*Work task*
The answer must be the full listing, written out exactly.

*Task input*
**********

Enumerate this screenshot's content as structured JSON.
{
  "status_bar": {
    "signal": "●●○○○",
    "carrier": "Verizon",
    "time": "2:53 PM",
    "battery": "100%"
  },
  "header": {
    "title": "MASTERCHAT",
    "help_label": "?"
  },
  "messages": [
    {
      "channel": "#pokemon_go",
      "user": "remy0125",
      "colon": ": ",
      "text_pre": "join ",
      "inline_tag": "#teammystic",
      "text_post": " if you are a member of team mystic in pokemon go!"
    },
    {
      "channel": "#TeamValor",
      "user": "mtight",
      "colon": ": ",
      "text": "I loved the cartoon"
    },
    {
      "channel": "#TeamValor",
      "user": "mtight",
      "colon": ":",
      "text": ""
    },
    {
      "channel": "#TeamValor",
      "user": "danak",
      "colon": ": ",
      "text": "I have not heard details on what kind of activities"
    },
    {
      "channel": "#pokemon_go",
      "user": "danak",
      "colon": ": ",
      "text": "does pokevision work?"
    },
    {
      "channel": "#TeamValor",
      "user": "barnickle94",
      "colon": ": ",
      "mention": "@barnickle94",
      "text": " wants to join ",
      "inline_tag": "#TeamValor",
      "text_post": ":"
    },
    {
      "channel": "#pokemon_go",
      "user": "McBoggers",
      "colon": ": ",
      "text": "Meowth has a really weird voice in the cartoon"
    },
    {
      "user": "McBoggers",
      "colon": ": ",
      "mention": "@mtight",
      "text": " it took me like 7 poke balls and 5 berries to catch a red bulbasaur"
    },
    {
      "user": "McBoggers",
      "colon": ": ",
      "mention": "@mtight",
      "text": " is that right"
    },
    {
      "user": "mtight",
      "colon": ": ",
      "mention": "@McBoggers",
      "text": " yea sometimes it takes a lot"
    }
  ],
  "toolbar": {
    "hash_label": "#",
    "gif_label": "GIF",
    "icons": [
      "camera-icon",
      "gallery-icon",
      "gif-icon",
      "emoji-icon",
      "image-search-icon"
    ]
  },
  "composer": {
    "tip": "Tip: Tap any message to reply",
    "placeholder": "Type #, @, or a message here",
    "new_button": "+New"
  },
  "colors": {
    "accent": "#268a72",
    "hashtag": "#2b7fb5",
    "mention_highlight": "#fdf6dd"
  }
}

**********

*The completed task*
Enumerate this screenshot's content as structured JSON.
{
  "status_bar": {
    "signal": "●●○○○",
    "carrier": "Verizon",
    "time": "2:53 PM",
    "battery": "100%"
  },
  "header": {
    "title": "MASTERCHAT",
    "help_label": "?"
  },
  "messages": [
    {
      "channel": "#pokemon_go",
      "user": "remy0125",
      "colon": ": ",
      "text_pre": "join ",
      "inline_tag": "#teammystic",
      "text_post": " if you are a member of team mystic in pokemon go!"
    },
    {
      "channel": "#TeamValor",
      "user": "mtight",
      "colon": ": ",
      "text": "I loved the cartoon"
    },
    {
      "channel": "#TeamValor",
      "user": "mtight",
      "colon": ":",
      "text": ""
    },
    {
      "channel": "#TeamValor",
      "user": "danak",
      "colon": ": ",
      "text": "I have not heard details on what kind of activities"
    },
    {
      "channel": "#pokemon_go",
      "user": "danak",
      "colon": ": ",
      "text": "does pokevision work?"
    },
    {
      "channel": "#TeamValor",
      "user": "barnickle94",
      "colon": ": ",
      "mention": "@barnickle94",
      "text": " wants to join ",
      "inline_tag": "#TeamValor",
      "text_post": ":"
    },
    {
      "channel": "#pokemon_go",
      "user": "McBoggers",
      "colon": ": ",
      "text": "Meowth has a really weird voice in the cartoon"
    },
    {
      "user": "McBoggers",
      "colon": ": ",
      "mention": "@mtight",
      "text": " it took me like 7 poke balls and 5 berries to catch a red bulbasaur"
    },
    {
      "user": "McBoggers",
      "colon": ": ",
      "mention": "@mtight",
      "text": " is that right"
    },
    {
      "user": "mtight",
      "colon": ": ",
      "mention": "@McBoggers",
      "text": " yea sometimes it takes a lot"
    }
  ],
  "toolbar": {
    "hash_label": "#",
    "gif_label": "GIF",
    "icons": [
      "camera-icon",
      "gallery-icon",
      "gif-icon",
      "emoji-icon",
      "image-search-icon"
    ]
  },
  "composer": {
    "tip": "Tip: Tap any message to reply",
    "placeholder": "Type #, @, or a message here",
    "new_button": "+New"
  },
  "colors": {
    "accent": "#268a72",
    "hashtag": "#2b7fb5",
    "mention_highlight": "#fdf6dd"
  }
}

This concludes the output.